On Wednesday last week, Professor Andrew McNaughton gave evidence to the HS2 Select Committee about train service plans for HS2 itself and the classic railway after implementation of Phase 1 of HS2 in 2026. The committee, especially Sir Peter Bottomley, questioned him intelligently and perceptively, and all seemed very happy with his evidence, given orally but with supporting detail on a set of presentation slides. Here’s a link to them:
Well we can’t have that can we, said Joe, and promptly blogged the most stupid and deceitful piece of nonsense ever to emerge from his StopHS2 stable. The trouble is, he did so on the basis of high-level summaries given orally, forgetting that the committee were looking at the slides as well.
Hence when Prof McNaughton referred to “non-stop” trains, as opposed to local and commuter trains, Joe rushed into print with the fatuous suggestion that HS2 intended to withdraw stops at all stations except London, Birmingham, Liverpool, Manchester and Glasgow. Amongst the stations Joe listed as “losing” direct trains to London were Stockport, Wilmslow, Preston, Runcorn, Crewe and Stafford. But even if he couldn’t see what was on the committee’s screens, Joe could have troubled to look at the “Economic Case for HS2” document which has been in the public domain since October 2013. Because there as Figure 27 he would have seen the “HS2 Phase 1 train service for demand modelling” which clearly shows HS2 trains linking those stations to Euston just as Virgin trains do now, just faster.
And when the Select Committee published those presentation slides today, it turned out that is exactly what they had been seeing. Poor old Joe. He’s been to enough Select Committee hearings, notably to be slapped down for waffling, he knows how they take evidence, how could he have overlooked what might have been on the slides? Deliberately for the sake of a cheap scare story, that’s how.
But it gets worse for him. Joe went on to claim, on the basis of no evidence whatsoever, that all long-distance WCML services to Euston would be withdrawn. But as the slides clearly show, long-distance services will remain for those routes and stations not receiving an HS2 alternative. Chester and stations to North Wales? Present and correct. Stoke and Macclesfield? An hourly direct train to Milton Keynes and Euston. Coventry? A half-hourly service, both calling at Milton Keynes for commuters to that major employment location, and leaving Coventry’s post-HS2 service to London as frequent as, and faster than, Bristol Temple Meads has now.

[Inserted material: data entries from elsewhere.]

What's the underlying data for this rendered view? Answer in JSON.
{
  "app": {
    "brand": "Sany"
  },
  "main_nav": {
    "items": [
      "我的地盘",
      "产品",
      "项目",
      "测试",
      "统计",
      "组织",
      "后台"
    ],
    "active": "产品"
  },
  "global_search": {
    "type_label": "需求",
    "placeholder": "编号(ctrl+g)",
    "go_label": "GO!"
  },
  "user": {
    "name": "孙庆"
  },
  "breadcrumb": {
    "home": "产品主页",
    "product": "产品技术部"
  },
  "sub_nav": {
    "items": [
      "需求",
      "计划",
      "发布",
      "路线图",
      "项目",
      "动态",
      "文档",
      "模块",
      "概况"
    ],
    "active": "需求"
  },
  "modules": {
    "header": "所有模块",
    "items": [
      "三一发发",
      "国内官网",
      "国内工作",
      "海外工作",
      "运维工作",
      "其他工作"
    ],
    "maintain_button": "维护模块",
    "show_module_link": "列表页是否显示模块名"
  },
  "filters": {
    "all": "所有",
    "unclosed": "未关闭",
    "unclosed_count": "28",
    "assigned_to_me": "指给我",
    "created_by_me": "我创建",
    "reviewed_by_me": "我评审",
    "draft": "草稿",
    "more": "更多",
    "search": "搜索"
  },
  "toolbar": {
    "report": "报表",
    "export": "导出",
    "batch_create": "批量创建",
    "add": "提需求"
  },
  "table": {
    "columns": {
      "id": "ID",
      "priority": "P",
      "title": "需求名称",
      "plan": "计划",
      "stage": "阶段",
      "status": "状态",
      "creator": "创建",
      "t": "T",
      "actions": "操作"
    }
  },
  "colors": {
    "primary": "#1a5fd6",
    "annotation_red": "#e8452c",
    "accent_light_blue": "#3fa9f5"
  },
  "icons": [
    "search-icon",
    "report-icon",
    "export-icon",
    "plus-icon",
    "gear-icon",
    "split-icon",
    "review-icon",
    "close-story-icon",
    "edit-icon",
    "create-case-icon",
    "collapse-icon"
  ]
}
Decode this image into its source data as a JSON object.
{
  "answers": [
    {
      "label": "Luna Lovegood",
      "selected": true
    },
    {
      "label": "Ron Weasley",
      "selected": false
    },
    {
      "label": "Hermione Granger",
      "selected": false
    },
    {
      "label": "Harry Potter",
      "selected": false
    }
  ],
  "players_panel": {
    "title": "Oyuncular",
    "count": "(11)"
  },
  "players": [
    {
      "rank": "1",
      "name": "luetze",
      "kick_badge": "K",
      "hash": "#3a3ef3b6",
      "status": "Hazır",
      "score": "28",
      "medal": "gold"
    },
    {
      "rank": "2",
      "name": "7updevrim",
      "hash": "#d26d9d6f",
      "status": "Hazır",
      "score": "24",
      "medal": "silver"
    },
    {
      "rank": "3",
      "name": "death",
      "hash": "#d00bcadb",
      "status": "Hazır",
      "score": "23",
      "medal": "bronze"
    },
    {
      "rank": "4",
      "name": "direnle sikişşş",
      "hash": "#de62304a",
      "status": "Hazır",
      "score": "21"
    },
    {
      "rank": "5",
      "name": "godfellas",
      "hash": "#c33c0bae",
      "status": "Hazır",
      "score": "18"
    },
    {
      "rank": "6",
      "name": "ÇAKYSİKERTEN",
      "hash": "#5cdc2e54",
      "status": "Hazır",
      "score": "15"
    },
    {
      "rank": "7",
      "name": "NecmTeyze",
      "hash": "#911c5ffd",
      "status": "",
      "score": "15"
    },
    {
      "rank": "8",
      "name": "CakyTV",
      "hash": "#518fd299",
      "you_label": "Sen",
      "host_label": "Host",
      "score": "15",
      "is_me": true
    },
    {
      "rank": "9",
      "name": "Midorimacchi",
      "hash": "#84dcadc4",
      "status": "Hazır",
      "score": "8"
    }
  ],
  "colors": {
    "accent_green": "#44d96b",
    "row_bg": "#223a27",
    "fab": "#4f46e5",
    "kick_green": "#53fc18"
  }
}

But Joe’s scare falls flattest on its face when he claims that Wolverhampton and Sandwell & Dudley would lose their present hourly London trains. Because there in black and white (OK, in yellow) is the plan, not just an hourly train as now, but two limited-stop trains every hour to Euston. Yes, the service Joe claims will be lost is actually doubled.
With a respect for fact like this, Joe’s totally unsubstantiated claim that this means “£8.3 billion of cuts to classic services” might be considered suspect by the most innocent of readers. And they would be right. It is true that in the Economic Case analysis (table 9 on page 78) is a figure of £8.265 billion, labelled “classic line savings”. So what’s that all about? Well first, it refers to the full network in Phase 2, not Phase 1. Then, it’s a Present Value, that is, 60 year’s worth of annual sums all rolled into one. So the annual figure relevant to Phase 1 will be a lot – and I mean a lot – smaller. Which is why Joe doesn’t quote it.
But whatever it is, is Joe right to paint this as “cuts”? Got it in one, no he isn’t. Go back to the beginning, and remember that, apart from the new Curzon St services, the HS2 service for Phase 1 is basically the present Virgin pattern unplugged from the WCML at Handsacre and plugged into HS2 to Euston instead. So we have, for instance, an HS2 train every hour that runs from Liverpool, calls at Runcorn and Stafford, and then on to Euston on HS2. The cost in terms of fuel, maintenance, crew and fleet leasing should be charged to HS2, no-one would dispute. But that train replaces a Virgin service that calls at Runcorn and Stafford, then to Euston on the WCML. So of course the saving from replacing that train with the HS2 service should be deducted from the cost of running the HS2 train. Same stations, same destination, and faster. What has been “cut”? Nothing.
Well done, Joe. Nothing like putting your foot in your mouth and shooting yourself in it. The Select Committee know what they were shown by Prof McNaughton, they know how Joe twisted it, and they know his true colours. The real losers in this are the people Joe claims to represent.